What needs to be done >> Where the word "image" occurs in a line of the data, return the whole line.

[Dataset rows describing interfaces]

BEGIN

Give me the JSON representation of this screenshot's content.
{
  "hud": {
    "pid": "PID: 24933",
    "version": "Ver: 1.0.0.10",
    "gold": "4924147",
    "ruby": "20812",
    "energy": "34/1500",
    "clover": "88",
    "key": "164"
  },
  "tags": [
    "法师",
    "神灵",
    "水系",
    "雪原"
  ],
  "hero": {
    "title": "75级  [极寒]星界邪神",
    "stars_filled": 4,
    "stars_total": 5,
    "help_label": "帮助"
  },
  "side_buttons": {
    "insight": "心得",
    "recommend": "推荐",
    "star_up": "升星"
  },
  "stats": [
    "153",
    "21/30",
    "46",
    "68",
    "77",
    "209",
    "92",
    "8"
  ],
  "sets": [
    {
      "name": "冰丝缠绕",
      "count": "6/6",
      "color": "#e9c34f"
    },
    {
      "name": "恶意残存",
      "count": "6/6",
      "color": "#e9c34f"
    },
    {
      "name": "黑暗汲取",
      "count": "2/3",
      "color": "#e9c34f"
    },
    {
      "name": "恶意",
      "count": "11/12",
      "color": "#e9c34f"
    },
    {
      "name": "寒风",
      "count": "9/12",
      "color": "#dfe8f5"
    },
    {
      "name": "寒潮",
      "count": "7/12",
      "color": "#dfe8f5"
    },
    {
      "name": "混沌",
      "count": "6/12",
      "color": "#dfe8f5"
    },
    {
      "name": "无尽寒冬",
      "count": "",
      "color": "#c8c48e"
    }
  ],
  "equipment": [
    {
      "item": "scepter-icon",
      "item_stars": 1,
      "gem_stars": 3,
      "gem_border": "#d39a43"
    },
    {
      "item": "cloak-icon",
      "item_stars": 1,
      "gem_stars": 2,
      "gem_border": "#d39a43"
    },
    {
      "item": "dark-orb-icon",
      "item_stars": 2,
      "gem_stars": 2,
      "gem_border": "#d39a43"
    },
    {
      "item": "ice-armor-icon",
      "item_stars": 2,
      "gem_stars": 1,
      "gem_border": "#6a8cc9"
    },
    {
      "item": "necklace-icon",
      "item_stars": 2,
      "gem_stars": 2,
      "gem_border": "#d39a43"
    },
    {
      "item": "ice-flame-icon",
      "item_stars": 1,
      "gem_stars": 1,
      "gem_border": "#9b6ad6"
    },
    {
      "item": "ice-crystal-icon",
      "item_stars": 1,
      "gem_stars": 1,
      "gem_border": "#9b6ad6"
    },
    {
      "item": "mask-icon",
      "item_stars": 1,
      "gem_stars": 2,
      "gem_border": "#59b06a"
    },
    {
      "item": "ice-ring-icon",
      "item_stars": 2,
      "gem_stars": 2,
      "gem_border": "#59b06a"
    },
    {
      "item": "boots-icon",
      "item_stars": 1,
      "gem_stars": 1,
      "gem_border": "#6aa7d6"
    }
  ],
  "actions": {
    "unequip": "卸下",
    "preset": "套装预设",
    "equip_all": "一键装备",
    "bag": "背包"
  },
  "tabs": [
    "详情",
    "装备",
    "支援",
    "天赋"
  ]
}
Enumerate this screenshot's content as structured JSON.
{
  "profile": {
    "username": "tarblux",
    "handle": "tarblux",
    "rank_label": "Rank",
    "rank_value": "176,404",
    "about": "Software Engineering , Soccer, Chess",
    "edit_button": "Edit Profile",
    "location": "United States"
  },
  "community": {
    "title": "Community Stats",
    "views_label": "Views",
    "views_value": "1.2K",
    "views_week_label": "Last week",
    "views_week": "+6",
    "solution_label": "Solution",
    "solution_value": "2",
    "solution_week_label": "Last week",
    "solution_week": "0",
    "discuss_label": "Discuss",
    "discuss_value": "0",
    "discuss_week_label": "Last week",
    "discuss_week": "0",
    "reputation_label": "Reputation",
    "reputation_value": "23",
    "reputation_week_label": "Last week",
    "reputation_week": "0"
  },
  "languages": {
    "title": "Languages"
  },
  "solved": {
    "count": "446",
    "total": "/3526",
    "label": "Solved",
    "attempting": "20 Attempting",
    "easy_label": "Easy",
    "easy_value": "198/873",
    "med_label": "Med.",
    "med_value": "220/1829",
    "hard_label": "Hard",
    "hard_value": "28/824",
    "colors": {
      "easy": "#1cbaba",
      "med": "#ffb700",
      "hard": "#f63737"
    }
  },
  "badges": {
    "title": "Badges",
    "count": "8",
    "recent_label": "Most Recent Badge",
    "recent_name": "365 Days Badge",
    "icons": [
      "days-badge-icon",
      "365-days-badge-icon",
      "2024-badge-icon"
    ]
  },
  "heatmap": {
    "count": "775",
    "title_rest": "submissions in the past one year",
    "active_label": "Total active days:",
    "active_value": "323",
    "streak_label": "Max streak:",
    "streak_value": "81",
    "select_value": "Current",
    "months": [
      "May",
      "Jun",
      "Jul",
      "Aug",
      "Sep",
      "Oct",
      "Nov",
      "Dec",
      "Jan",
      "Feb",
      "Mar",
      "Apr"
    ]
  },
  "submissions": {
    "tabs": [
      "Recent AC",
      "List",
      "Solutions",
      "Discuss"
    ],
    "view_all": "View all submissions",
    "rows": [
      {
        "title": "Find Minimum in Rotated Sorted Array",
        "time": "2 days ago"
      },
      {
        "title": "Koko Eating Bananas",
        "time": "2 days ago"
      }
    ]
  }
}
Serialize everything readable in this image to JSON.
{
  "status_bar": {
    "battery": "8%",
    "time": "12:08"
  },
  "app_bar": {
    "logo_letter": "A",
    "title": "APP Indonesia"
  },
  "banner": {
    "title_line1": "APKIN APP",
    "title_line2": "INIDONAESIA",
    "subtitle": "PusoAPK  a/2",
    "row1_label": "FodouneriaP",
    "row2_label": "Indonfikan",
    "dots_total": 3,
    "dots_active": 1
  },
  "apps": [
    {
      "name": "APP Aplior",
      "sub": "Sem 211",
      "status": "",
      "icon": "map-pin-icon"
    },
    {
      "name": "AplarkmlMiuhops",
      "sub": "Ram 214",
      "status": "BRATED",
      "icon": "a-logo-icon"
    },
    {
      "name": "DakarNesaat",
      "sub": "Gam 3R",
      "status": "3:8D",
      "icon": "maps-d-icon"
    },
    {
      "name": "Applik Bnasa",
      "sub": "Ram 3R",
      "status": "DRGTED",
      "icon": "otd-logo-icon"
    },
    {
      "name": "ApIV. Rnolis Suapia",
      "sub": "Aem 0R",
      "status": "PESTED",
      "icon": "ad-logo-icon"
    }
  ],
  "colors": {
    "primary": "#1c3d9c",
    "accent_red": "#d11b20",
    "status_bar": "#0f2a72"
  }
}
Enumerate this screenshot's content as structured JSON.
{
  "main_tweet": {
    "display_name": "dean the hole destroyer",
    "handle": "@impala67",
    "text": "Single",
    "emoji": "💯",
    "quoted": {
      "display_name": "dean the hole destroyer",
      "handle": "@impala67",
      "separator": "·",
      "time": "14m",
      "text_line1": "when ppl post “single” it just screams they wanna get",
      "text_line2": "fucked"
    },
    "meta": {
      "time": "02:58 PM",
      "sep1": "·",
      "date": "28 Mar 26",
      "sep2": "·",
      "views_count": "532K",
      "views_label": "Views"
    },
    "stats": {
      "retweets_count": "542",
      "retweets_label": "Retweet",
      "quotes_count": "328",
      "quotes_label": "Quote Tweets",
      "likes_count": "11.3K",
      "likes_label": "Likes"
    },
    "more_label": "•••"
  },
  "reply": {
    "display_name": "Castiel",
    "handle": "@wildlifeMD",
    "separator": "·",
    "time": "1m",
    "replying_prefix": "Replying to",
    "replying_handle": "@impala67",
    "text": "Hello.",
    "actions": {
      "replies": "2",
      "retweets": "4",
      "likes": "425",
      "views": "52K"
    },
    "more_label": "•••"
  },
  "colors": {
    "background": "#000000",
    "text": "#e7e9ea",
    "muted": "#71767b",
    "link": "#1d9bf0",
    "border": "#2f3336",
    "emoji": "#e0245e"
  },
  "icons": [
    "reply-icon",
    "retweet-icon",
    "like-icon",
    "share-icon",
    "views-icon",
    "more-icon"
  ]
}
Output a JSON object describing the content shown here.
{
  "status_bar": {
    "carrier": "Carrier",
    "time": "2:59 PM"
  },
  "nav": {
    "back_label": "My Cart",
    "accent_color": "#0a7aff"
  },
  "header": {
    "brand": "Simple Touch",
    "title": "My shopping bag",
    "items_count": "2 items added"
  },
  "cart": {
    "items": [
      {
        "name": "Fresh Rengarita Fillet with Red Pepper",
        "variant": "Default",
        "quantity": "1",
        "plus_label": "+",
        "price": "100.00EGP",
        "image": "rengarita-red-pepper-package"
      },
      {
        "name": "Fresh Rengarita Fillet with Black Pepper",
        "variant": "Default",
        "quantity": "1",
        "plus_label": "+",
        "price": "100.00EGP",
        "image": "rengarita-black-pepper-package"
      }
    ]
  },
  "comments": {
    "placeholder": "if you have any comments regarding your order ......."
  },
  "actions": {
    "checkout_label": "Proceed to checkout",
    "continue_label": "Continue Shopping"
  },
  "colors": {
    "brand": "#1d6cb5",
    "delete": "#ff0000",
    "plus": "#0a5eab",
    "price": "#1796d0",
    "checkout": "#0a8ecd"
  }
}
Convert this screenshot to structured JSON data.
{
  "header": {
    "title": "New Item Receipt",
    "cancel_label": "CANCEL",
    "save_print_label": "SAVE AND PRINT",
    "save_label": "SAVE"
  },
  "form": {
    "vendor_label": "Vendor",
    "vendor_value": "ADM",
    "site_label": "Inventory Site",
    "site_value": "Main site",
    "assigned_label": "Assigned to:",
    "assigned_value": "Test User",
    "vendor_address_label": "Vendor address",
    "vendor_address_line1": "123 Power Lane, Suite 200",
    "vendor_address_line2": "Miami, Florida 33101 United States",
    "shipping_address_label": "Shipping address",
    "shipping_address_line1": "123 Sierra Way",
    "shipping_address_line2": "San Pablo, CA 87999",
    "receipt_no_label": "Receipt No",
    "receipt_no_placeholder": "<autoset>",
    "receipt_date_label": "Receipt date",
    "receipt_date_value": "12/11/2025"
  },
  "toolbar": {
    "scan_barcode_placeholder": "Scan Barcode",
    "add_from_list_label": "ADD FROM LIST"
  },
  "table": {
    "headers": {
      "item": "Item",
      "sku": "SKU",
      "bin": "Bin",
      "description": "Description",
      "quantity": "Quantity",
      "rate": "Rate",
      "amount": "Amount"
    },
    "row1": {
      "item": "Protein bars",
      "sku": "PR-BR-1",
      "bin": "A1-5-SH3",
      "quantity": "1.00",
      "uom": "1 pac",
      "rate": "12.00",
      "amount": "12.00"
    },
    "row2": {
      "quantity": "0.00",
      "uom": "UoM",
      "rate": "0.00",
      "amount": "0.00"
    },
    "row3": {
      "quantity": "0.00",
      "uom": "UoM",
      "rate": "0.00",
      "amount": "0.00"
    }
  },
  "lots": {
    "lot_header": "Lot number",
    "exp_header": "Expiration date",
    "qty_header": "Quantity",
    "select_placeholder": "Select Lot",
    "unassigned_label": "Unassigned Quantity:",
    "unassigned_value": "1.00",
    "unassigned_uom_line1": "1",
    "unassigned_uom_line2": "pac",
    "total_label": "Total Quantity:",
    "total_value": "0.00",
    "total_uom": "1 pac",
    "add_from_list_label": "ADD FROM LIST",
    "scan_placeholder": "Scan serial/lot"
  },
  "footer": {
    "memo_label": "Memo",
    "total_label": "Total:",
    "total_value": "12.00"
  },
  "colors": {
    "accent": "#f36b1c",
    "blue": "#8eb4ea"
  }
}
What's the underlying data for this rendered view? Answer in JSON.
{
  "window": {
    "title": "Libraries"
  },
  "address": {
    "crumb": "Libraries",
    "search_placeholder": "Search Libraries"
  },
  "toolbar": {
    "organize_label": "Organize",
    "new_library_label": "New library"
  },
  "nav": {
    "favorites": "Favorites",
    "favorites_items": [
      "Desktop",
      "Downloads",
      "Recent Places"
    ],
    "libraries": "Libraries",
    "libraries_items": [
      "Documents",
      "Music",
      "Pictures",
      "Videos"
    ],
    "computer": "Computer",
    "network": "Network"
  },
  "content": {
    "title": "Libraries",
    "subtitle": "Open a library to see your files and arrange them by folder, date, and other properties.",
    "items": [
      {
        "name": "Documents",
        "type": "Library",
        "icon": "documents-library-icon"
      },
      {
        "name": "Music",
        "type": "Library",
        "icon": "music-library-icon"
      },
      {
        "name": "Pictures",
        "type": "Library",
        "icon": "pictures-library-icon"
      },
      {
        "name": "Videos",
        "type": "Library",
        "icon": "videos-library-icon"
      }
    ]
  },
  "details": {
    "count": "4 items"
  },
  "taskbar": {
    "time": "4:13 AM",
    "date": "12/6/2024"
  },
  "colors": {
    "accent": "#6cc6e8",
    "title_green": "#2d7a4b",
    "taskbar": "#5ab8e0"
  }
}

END

Answer section >>
Serialize everything readable in this image to JSON.
        "image": "rengarita-red-pepper-package"
        "image": "rengarita-black-pepper-package"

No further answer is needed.